#### [Problem to work on]
Find every line in the records below that holds the word "value" and copy it.
*** Data to use Section Begins ***
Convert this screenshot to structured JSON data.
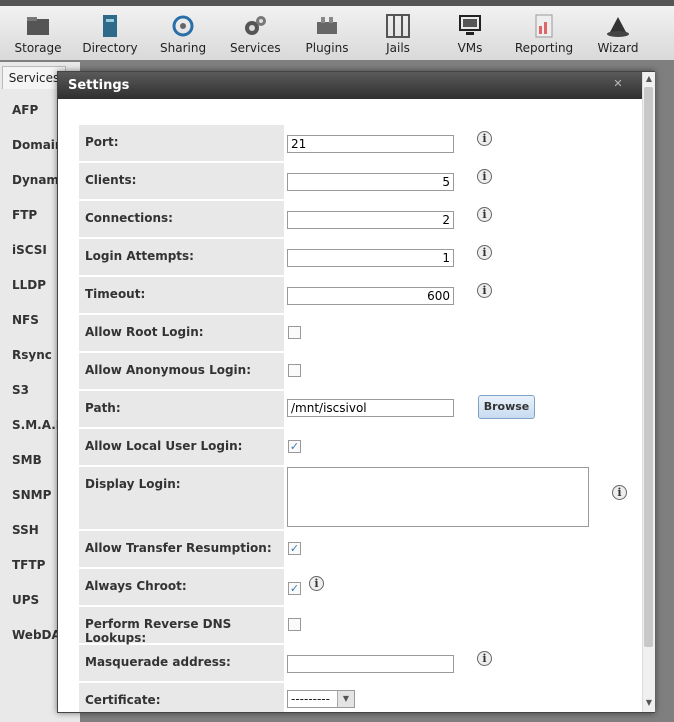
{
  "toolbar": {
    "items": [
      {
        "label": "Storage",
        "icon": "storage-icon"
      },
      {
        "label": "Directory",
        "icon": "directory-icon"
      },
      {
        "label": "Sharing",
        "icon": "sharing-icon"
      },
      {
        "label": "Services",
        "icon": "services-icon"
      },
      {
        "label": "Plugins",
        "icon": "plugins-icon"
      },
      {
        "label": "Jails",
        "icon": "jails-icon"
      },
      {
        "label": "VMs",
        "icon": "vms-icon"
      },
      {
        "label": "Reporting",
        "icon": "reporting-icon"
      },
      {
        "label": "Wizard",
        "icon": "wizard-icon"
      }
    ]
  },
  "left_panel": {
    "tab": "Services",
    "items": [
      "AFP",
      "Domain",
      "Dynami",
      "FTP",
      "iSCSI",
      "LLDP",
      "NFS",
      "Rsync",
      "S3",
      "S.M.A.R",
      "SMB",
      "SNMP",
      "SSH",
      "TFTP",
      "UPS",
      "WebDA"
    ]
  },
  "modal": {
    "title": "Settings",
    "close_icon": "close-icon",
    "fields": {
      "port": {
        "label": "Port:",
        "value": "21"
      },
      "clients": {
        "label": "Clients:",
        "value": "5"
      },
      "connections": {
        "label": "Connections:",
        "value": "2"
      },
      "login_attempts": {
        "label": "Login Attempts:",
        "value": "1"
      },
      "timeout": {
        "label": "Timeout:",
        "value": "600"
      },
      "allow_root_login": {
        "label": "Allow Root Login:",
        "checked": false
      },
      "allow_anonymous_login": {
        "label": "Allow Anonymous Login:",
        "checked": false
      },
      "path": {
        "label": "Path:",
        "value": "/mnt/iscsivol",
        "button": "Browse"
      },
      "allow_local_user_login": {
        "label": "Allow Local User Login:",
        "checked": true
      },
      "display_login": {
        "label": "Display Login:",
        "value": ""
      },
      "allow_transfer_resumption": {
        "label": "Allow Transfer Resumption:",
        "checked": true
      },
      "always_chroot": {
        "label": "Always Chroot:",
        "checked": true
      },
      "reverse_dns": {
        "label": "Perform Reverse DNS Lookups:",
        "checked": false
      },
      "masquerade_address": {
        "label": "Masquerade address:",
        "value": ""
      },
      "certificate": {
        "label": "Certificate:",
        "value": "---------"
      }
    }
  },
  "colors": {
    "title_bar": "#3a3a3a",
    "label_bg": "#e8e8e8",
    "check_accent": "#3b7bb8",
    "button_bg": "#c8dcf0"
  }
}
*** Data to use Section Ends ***
#### [Solution to this exercise]
        "value": "21"
        "value": "5"
        "value": "2"
        "value": "1"
        "value": "600"
        "value": "/mnt/iscsivol",
        "value": ""
        "value": ""
        "value": "---------"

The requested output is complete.